SIBU, Sept 5 — Assistant Minister of Local Government and Housing Dr Annuar Rapaee has called upon certain quarters to first understand the definition of herd immunity and the evolution of Covid-19, especially regarding mutations that have triggered the emergence of new variants, before making any statement meant to discredit the state government.
The coordinator of Sibu Divisional Disaster Management Committee (SDDMC) likens such allegation as ‘making a non-scientific conclusion’.
“The concept of herd immunity should not be simply judged by the theoretical figure of 70 per cent and above (in coverage).
“The key point of herd immunity is that those who have been vaccinated, or have already had infection, cannot contract and spread the disease.
“Based on the world data that we have obtained after the vaccination programme, the Covid-19 vaccines are extremely effective in preventing symptomatic disease, but less from getting rid of the disease’s transmission, which is what herd immunity is meant for.
“For that reason also, the government needs to vaccinate more people now by including teenagers,” he told The Borneo Post here via phone yesterday.
It is reported that as at August 31 this year, 1,821,499 (88.2 per cent) out of the two million people in Sarawak eligible for the Covid-19 vaccine, had completed their two doses.
According to Dr Annuar, 95 per cent of eligible vaccine recipients in Sibu Division have received both doses.
He added that for the period between August 29 and September 4, the number of new Covid-19 cases in Sarawak stood at 17,428 cases, of which 99.77 per cent were under categories 1 and 2.
He said in the same period, the percentage of cases under categories 1 and 2 in Sibu Division was at 99.78 per cent, while for categories 3, 4 and 5, which required hospitalisation, the rate was 0.22 per cent.

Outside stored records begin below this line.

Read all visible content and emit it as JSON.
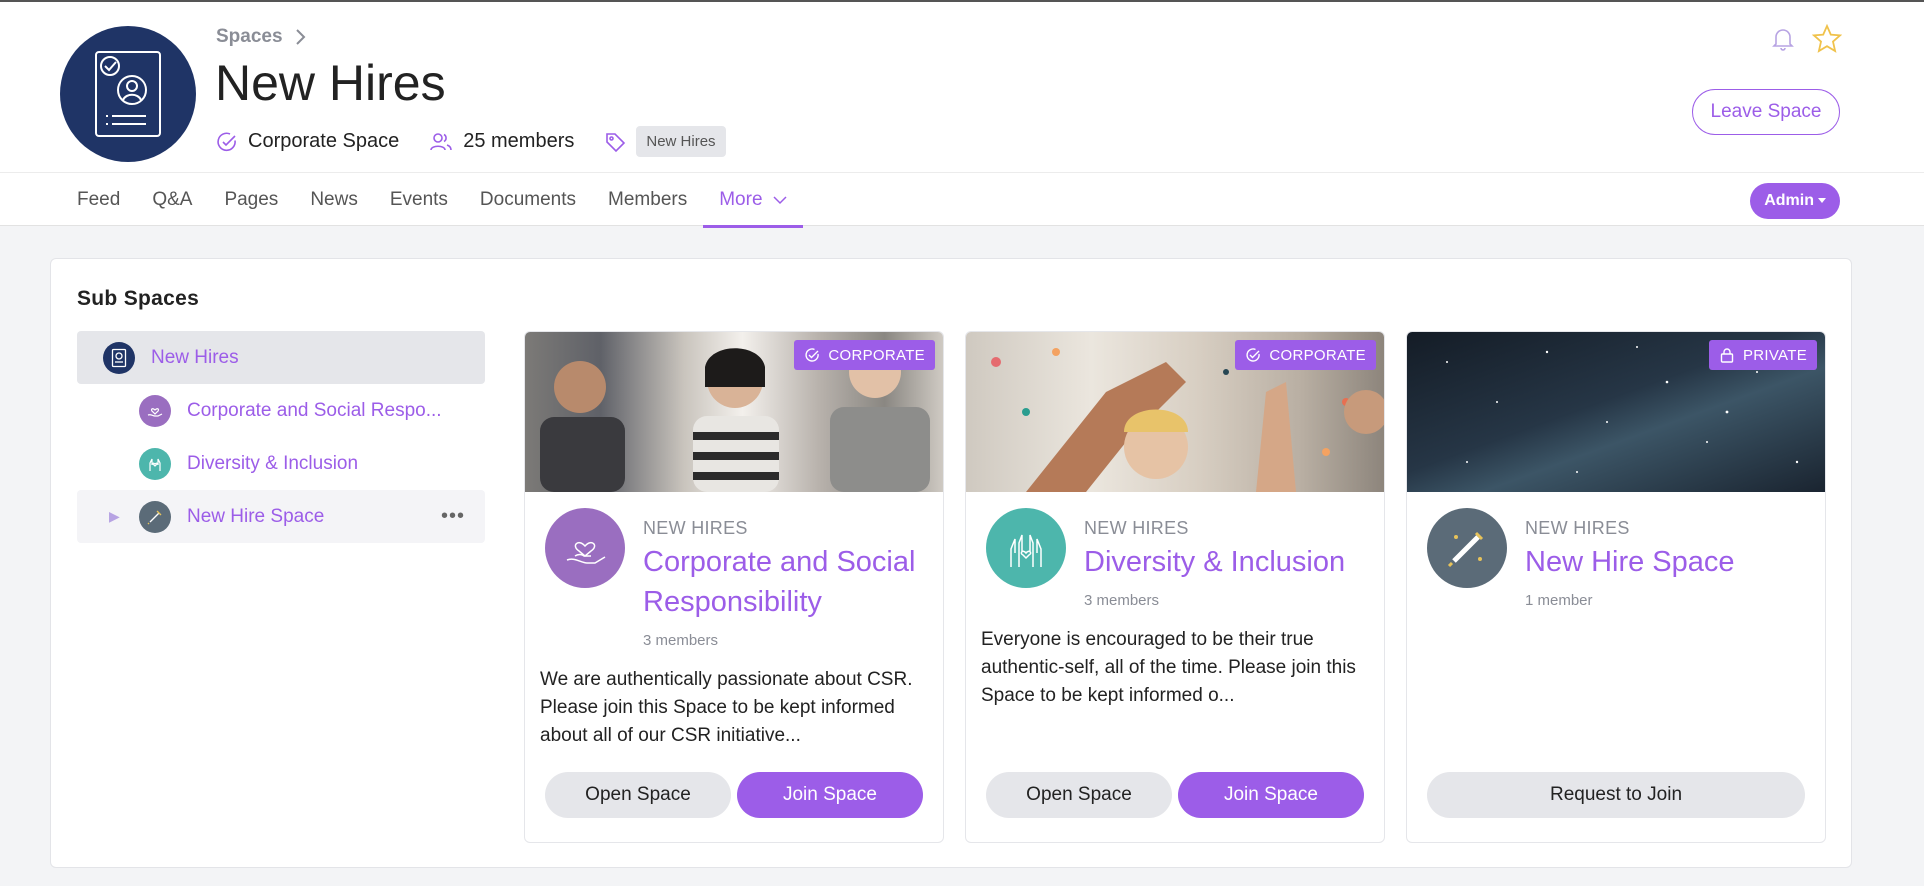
{
  "header": {
    "breadcrumb": "Spaces",
    "title": "New Hires",
    "space_type": "Corporate Space",
    "members": "25 members",
    "tag": "New Hires",
    "leave_label": "Leave Space"
  },
  "nav": {
    "tabs": [
      {
        "label": "Feed"
      },
      {
        "label": "Q&A"
      },
      {
        "label": "Pages"
      },
      {
        "label": "News"
      },
      {
        "label": "Events"
      },
      {
        "label": "Documents"
      },
      {
        "label": "Members"
      },
      {
        "label": "More"
      }
    ],
    "admin_label": "Admin"
  },
  "subspaces": {
    "title": "Sub Spaces",
    "tree": [
      {
        "label": "New Hires"
      },
      {
        "label": "Corporate and Social Respo..."
      },
      {
        "label": "Diversity & Inclusion"
      },
      {
        "label": "New Hire Space"
      }
    ],
    "more_glyph": "•••"
  },
  "cards": [
    {
      "badge": "CORPORATE",
      "parent": "NEW HIRES",
      "title": "Corporate and Social Responsibility",
      "members": "3 members",
      "description": "We are authentically passionate about CSR. Please join this Space to be kept informed about all of our CSR initiative...",
      "open_label": "Open Space",
      "join_label": "Join Space"
    },
    {
      "badge": "CORPORATE",
      "parent": "NEW HIRES",
      "title": "Diversity & Inclusion",
      "members": "3 members",
      "description": "Everyone is encouraged to be their true authentic-self, all of the time. Please join this Space to be kept informed o...",
      "open_label": "Open Space",
      "join_label": "Join Space"
    },
    {
      "badge": "PRIVATE",
      "parent": "NEW HIRES",
      "title": "New Hire Space",
      "members": "1 member",
      "request_label": "Request to Join"
    }
  ],
  "colors": {
    "accent": "#9c5de8",
    "space_navy": "#1f3466",
    "csr_purple": "#9a6ec0",
    "dei_teal": "#4db6ac",
    "rocket_grey": "#5b6b78"
  },
  "icons": {
    "space_avatar": "id-card-icon",
    "verified": "check-circle-icon",
    "members": "users-icon",
    "tag": "tag-icon",
    "notifications": "bell-icon",
    "favorite": "star-icon",
    "private": "lock-icon"
  }
}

“This shows the success of state’s vaccination programme, where the number of severe cases has been reduced. In fact, the high rate of vaccination in Sarawak is actually a good achievement compared with other states, or even at national level.
“Also, the national figure is better than that of United States and most countries, although of slower momentum initially.
“This achievement not only reflects the number of those vaccinated but also those infected, where the severity of health implications has been greatly reduced.
“While the state has shown increase in the number of positive cases lately, this increase in number of cases in Sarawak should not overshadow the fact that that vaccination is helpful in decreasing the severity of the disease and the need for hospitalisation,” stressed Dr Annuar.
Additionally, he observed that the global thinking had shifted from the threshold of achieving herd immunity of 70 or 80 per cent, which began to look unlikely because of factors such as vaccine hesitancy, the emergence of new variants and the children yet to be vaccinated.
However, he pointed out that Sarawak would be the first state in Malaysia to vaccinate 16-17-year-olds — beginning next week.
To further support his argument, Dr Annuar quoted Stefan Flasche, a vaccine epidemiologist at the London School of Hygiene and Tropical Medicine, who had said: “Given what is known about Covid-19 so far, reaching herd immunity through vaccines alone is going to be rather unlikely. It’s time for more realistic expectations. The vaccine is an absolutely astonishing development, but it’s unlikely to completely halt the spread, so we need to think of how we can live with the virus.
“This isn’t as grim as it might sound. Even without herd immunity, the ability to vaccinate vulnerable people seems to be reducing hospitalisation and deaths from Covid-19. The disease might not disappear any time soon, but its prominence is likely to wane.”
He also quoted Shweta Bansal, a mathematical biologist at Georgetown University in Washington DC, who stated: “Herd immunity is only relevant if we have a transmission-blocking vaccine. If we don’t, then the only way to get herd immunity in the population is to give everyone the vaccine.”
Adding on, Dr Annuar, who is Nangka assemblyman, reckoned that vaccines might change human behaviours, where they perceived that they would be protected 100 per cent from the virus after completing vaccination.
“Prior to availability of vaccine, people were more careful and would take all the necessary precautions to avoid contracting the disease.”
Elaborating, he quoted Dvir Aran, a biomedical data scientist at the Technion-Israel Institute of Technology in Haifa, who said: “The problem is that, as more people are vaccinated, they will increase their interactions, and that changes the herd-immunity equation, which relies in part on how many people are being exposed to the virus.”
In relation to all the presented global data, Dr Annuar said those making allegation about the Sarawak government having failed in its effort to achieve herd immunity, were ‘showing their ignorance’.
“I would suggest those who don’t understand herd immunity and the evolution of this virus, especially the mutations that trigger new variants, to read more before blaming the government,” he added. — Borneo Post